▼

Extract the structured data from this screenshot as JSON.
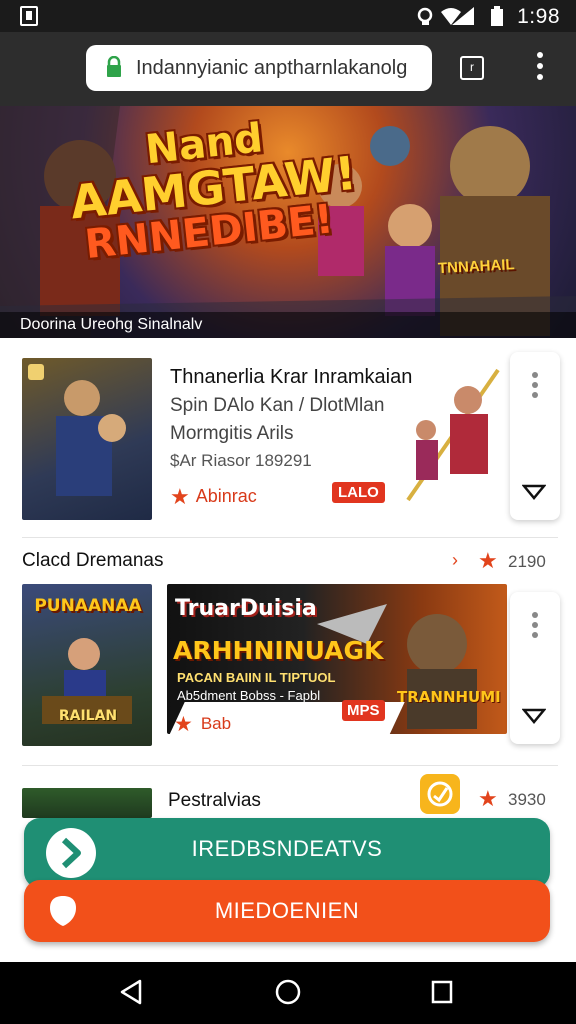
{
  "status_bar": {
    "time": "1:98"
  },
  "browser": {
    "url": "Indannyianic anptharnlakanolg"
  },
  "banner": {
    "title_line1": "Nand",
    "title_line2": "AAMGTAW!",
    "title_line3": "RNNEDIBE!",
    "badge": "TNNAHAIL",
    "caption": "Doorina Ureohg Sinalnalv"
  },
  "card1": {
    "title": "Thnanerlia Krar Inramkaian",
    "subtitle": "Spin DAlo Kan / DlotMlan",
    "genre": "Mormgitis Arils",
    "price": "$Ar Riasor 189291",
    "rating_label": "Abinrac",
    "badge": "LALO"
  },
  "section": {
    "name": "Clacd Dremanas",
    "rating": "2190"
  },
  "card2": {
    "thumb_title": "PUNAANAA",
    "thumb_sub": "RAILAN",
    "banner_title": "TruarDuisia",
    "banner_headline": "ARHHNINUAGK",
    "banner_line1": "PACAN BAIIN IL TIPTUOL",
    "banner_line2": "Ab5dment Bobss - Fapbl",
    "rating_label": "Bab",
    "badge": "MPS",
    "gold_label": "TRANNHUMI"
  },
  "card3": {
    "name": "Pestralvias",
    "rating": "3930"
  },
  "actions": {
    "primary": "IREDBSNDEATVS",
    "secondary": "MIEDOENIEN"
  },
  "colors": {
    "accent_green": "#1f8f74",
    "accent_orange": "#f2501a",
    "rating_red": "#e2441c"
  }
}
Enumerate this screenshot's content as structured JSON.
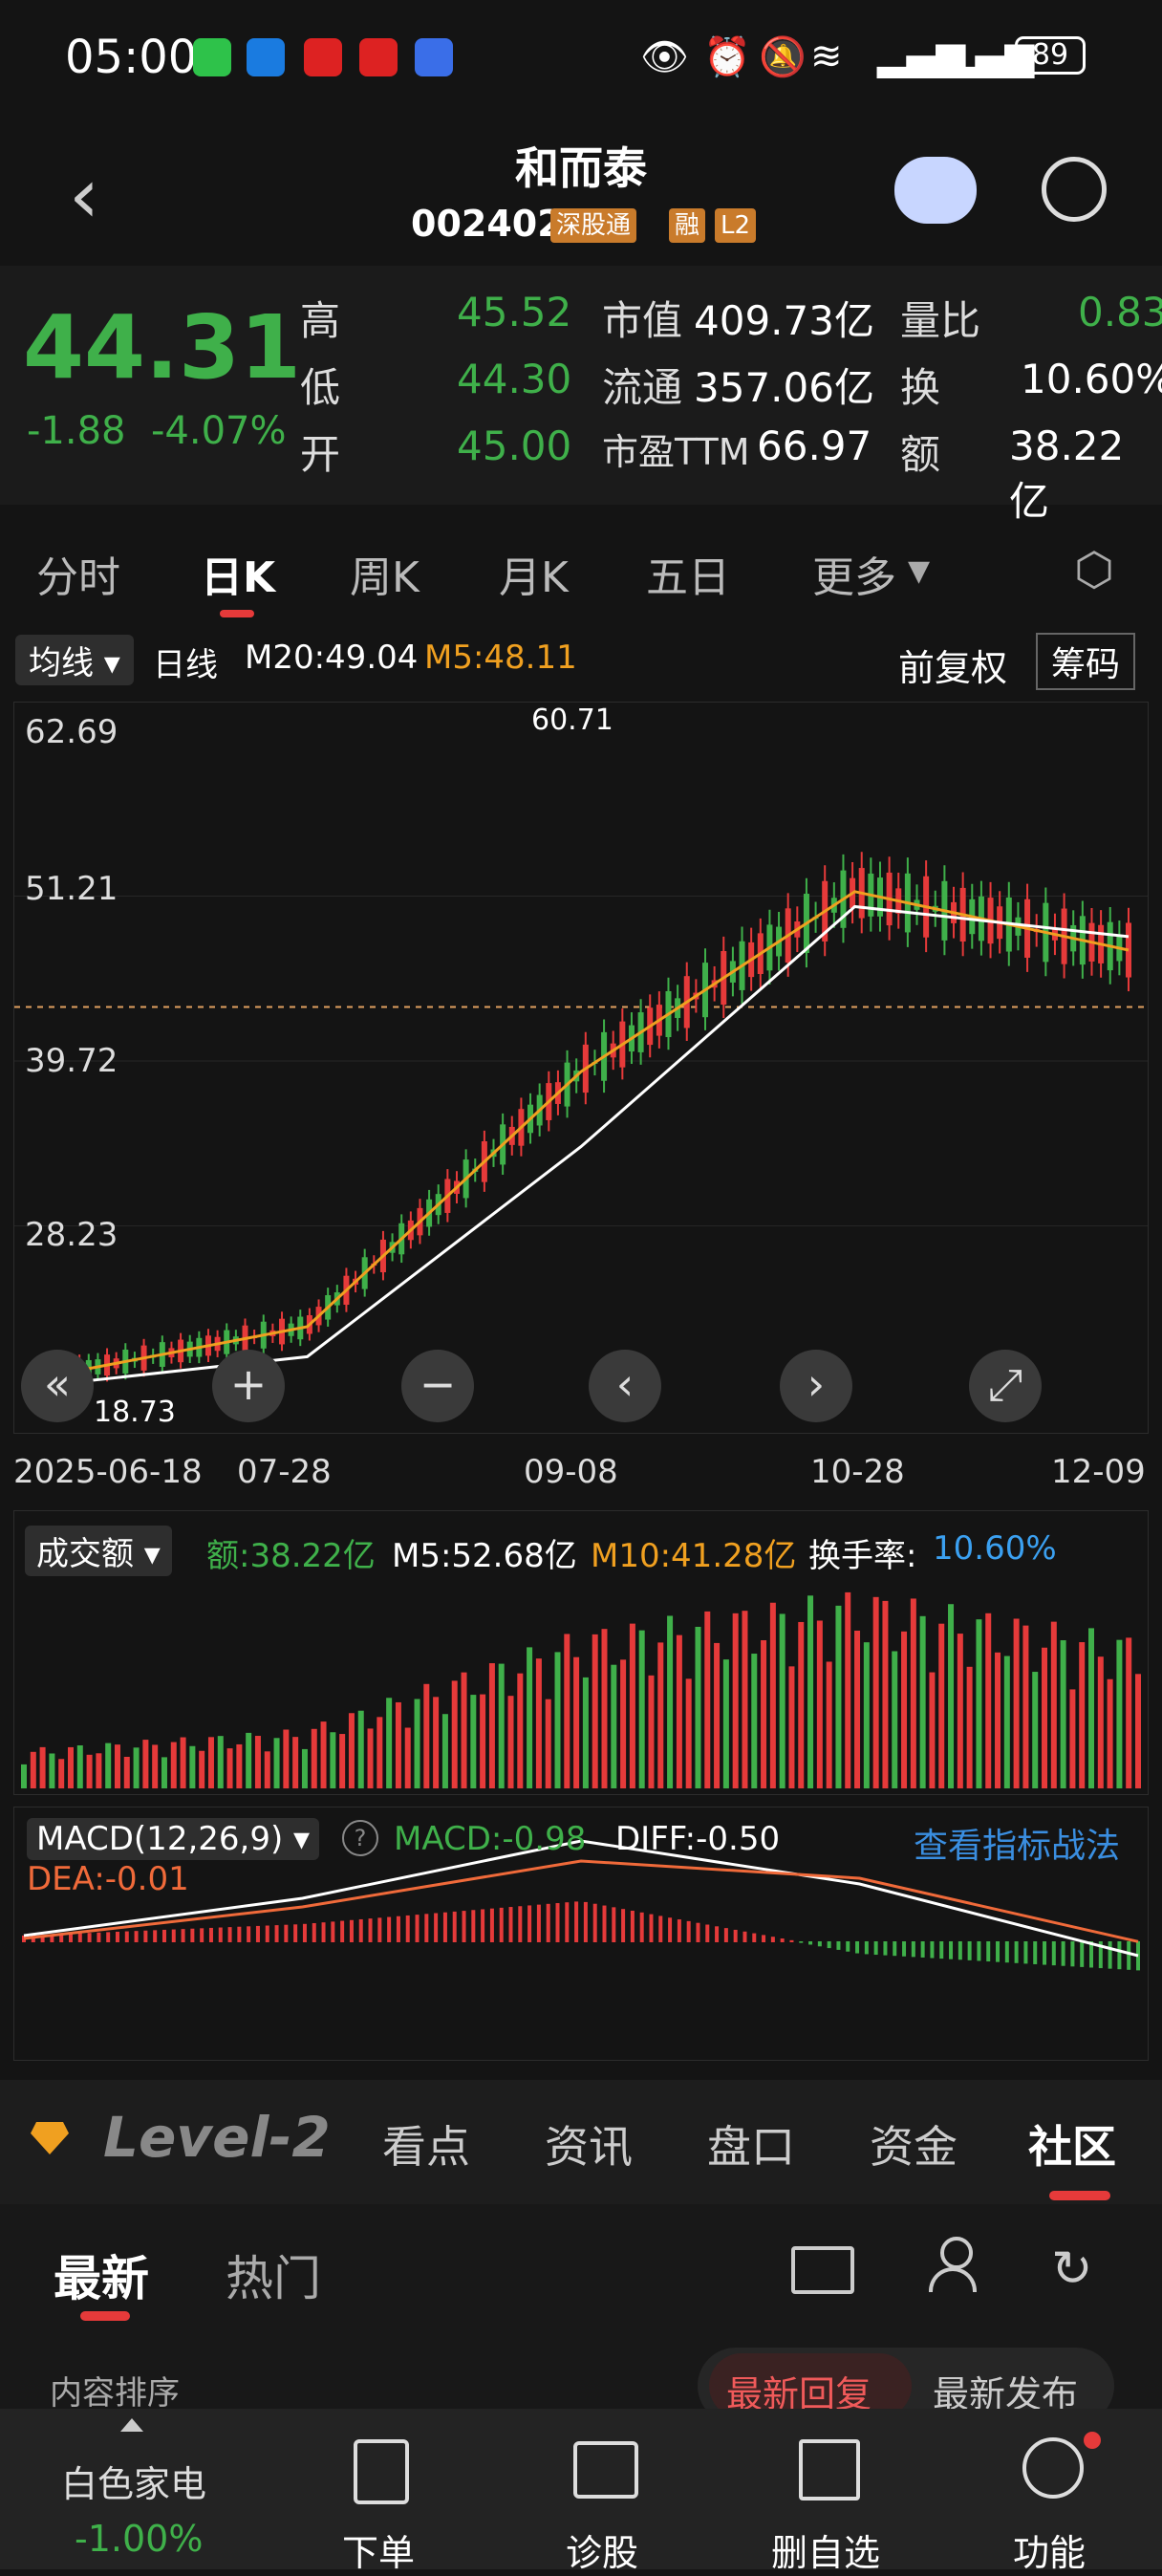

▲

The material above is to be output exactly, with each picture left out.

§ Exercise result
Extract the structured data from this screenshot as JSON.
{
  "status_bar": {
    "time": "1:98"
  },
  "browser": {
    "url": "Indannyianic anptharnlakanolg"
  },
  "banner": {
    "title_line1": "Nand",
    "title_line2": "AAMGTAW!",
    "title_line3": "RNNEDIBE!",
    "badge": "TNNAHAIL",
    "caption": "Doorina Ureohg Sinalnalv"
  },
  "card1": {
    "title": "Thnanerlia Krar Inramkaian",
    "subtitle": "Spin DAlo Kan / DlotMlan",
    "genre": "Mormgitis Arils",
    "price": "$Ar Riasor 189291",
    "rating_label": "Abinrac",
    "badge": "LALO"
  },
  "section": {
    "name": "Clacd Dremanas",
    "rating": "2190"
  },
  "card2": {
    "thumb_title": "PUNAANAA",
    "thumb_sub": "RAILAN",
    "banner_title": "TruarDuisia",
    "banner_headline": "ARHHNINUAGK",
    "banner_line1": "PACAN BAIIN IL TIPTUOL",
    "banner_line2": "Ab5dment Bobss - Fapbl",
    "rating_label": "Bab",
    "badge": "MPS",
    "gold_label": "TRANNHUMI"
  },
  "card3": {
    "name": "Pestralvias",
    "rating": "3930"
  },
  "actions": {
    "primary": "IREDBSNDEATVS",
    "secondary": "MIEDOENIEN"
  },
  "colors": {
    "accent_green": "#1f8f74",
    "accent_orange": "#f2501a",
    "rating_red": "#e2441c"
  }
}
Enumerate this screenshot's content as structured JSON.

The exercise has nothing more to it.